Occasionally I get in these little bubbles of time when I feel that everythings going to be ok ... that I'm doing ok.
There are several things contributing to this moment. First I'm on the brink of my first weekend in a long time with nothing on, nothing doing, nothing expected. No company. No travel. No tasks waiting to be done. All week I've been desperate to get to Friday afternoon. To begin two absolutely free days. Driving home from work Joe said, "How's about we go up to Collingwood for lunch tomorrow?"
"What an absolutley dreadful idea," I thought. Getting in the car and going somewhere didn't interest me in the least. But I smiled and nodded. It is, after all, his weekend too. After getting the mail Joe said, "You didn't seem all that taken with the idea of going to Collingwood for lunch." I told him that I was kind of hoping that we'd just be at home, maybe go into a movie, but mostly just sit around and be alone, at home. That was very cool with him. "Thanks."

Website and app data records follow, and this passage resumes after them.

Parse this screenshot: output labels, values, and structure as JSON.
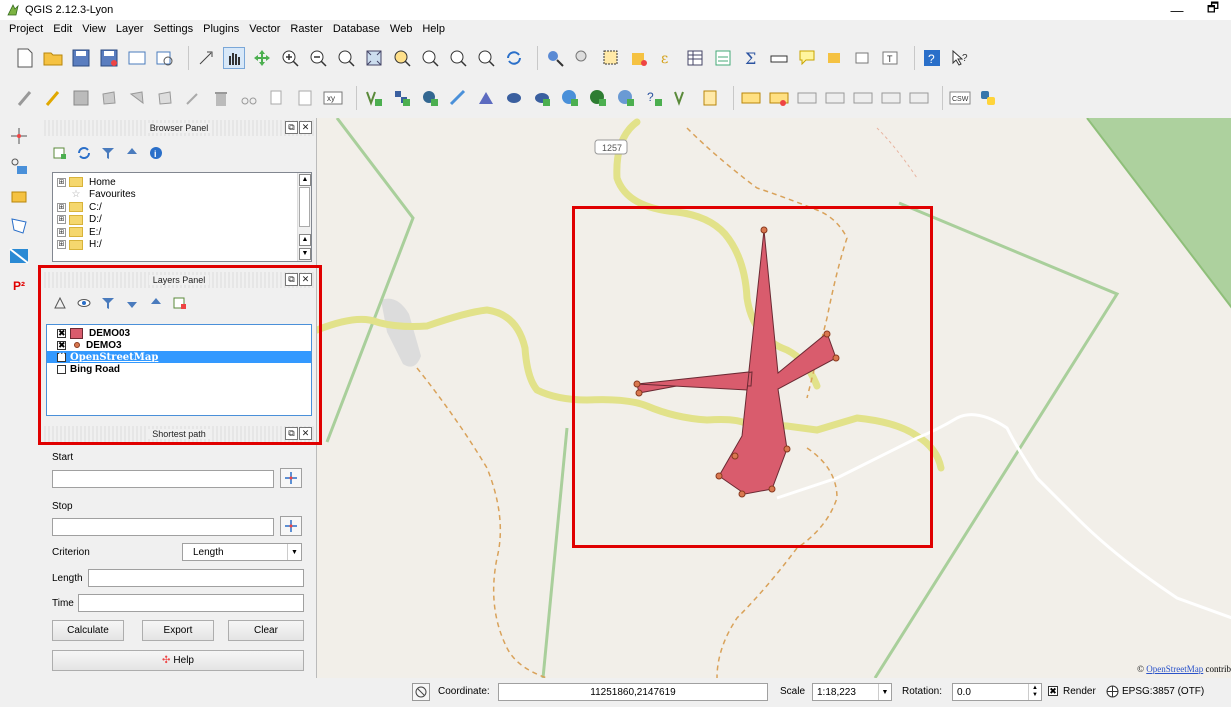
{
  "window": {
    "title": "QGIS 2.12.3-Lyon",
    "minimize": "—",
    "restore": "🗗"
  },
  "menu": [
    "Project",
    "Edit",
    "View",
    "Layer",
    "Settings",
    "Plugins",
    "Vector",
    "Raster",
    "Database",
    "Web",
    "Help"
  ],
  "browser_panel": {
    "title": "Browser Panel",
    "items": [
      {
        "label": "Home",
        "type": "folder",
        "expand": "⊞"
      },
      {
        "label": "Favourites",
        "type": "star",
        "expand": ""
      },
      {
        "label": "C:/",
        "type": "folder",
        "expand": "⊞"
      },
      {
        "label": "D:/",
        "type": "folder",
        "expand": "⊞"
      },
      {
        "label": "E:/",
        "type": "folder",
        "expand": "⊞"
      },
      {
        "label": "H:/",
        "type": "folder",
        "expand": "⊞"
      }
    ]
  },
  "layers_panel": {
    "title": "Layers Panel",
    "layers": [
      {
        "label": "DEMO03",
        "checked": "✖",
        "symbol": "polygon",
        "selected": false
      },
      {
        "label": "DEMO3",
        "checked": "✖",
        "symbol": "point",
        "selected": false
      },
      {
        "label": "OpenStreetMap",
        "checked": "✖",
        "symbol": "none",
        "selected": true
      },
      {
        "label": "Bing Road",
        "checked": "",
        "symbol": "none",
        "selected": false
      }
    ]
  },
  "shortest_path": {
    "title": "Shortest path",
    "start_label": "Start",
    "stop_label": "Stop",
    "criterion_label": "Criterion",
    "criterion_value": "Length",
    "length_label": "Length",
    "time_label": "Time",
    "calculate": "Calculate",
    "export": "Export",
    "clear": "Clear",
    "help": "Help"
  },
  "map": {
    "road_label": "1257",
    "attribution_prefix": "© ",
    "attribution_link": "OpenStreetMap",
    "attribution_suffix": " contrib",
    "highlight_color": "#e00000",
    "polygon_color": "#d95c6d"
  },
  "statusbar": {
    "coordinate_label": "Coordinate:",
    "coordinate_value": "11251860,2147619",
    "scale_label": "Scale",
    "scale_value": "1:18,223",
    "rotation_label": "Rotation:",
    "rotation_value": "0.0",
    "render_label": "Render",
    "render_checked": "✖",
    "crs": "EPSG:3857 (OTF)"
  },
  "left_strip_text": "P²"
}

But that's not all. I'd just finished teaching a four day class. Every summer I teach two summer school classes. The first on dealing with problem behaviour, the second - starting next week - on understanding sexuality and disability. There were some really, really, nice people in the class this summer. There always are. The thing about summer school is I get to spend some time with those attending, unlike lecturing on the road where it's in and out, and every summer I'm so impressed with the depth of kindness and caring in this field.
I had the feeling that many were leaving with new ideas and new inspiration for working with people with disabilities. A couple had alread tried some new ideas and were feeling buzzed about what they were doing again. They looked proud to be getting their certificates at the end of the four days. I felt a warm calm settle inside of me, wrap it's fingers around the fear that knaws at me daily. It was a nice feeling.
Then I got home and got a note from a woman with a disability who had attended a class I taught some while back. She wrote me a few days after that and described herself as, "I'm the shy one from your class." I remembered her immediately. Try as I might during the class, I couldn't get her to come up to the front for a role play, or to answer a question. I could tell she wanted to but I could tell that she was held back by some invisible inner force, and inner voice that told her to 'sit down,' 'be quiet,' 'shut up.'
Her note to me had just been a short thank you note. She had enjoyed the day. She thought I was funny. I was pleased. In the note she asked me for something. I wrote her back and told her that it would take me a couple of days to get what she wanted and that if she didn't have it by Sunday, last, to write and nag me for it. I tend to forget email promises in ways I don't forget telephone promises.
There the note was in my email box. A note reminding me to send her what she needed from me. That note was way better than any thank you. It was a demonstration of assertion. It was a practical result of what I had tried to teach. Self esteem. Discovering a voice and using it. I was tired but I immediately set about finding what she wanted and sending it to her. It was done in about half an hour.
It's all good.
I spend my days, like we all do, working towards a better tomorrow. A brighter future. I spend my energy fighting fights that shouldn't need to be fought. Arguing for things that should be self evident. Frustrated with caring systems that don't seem to care. Yada. Yada. Yada.
But today. It's good.
I'm going to enjoy the good for a couple of days.
I'm not going to think of the things I've got to do next week. About oppression or prejudice or ... stop it!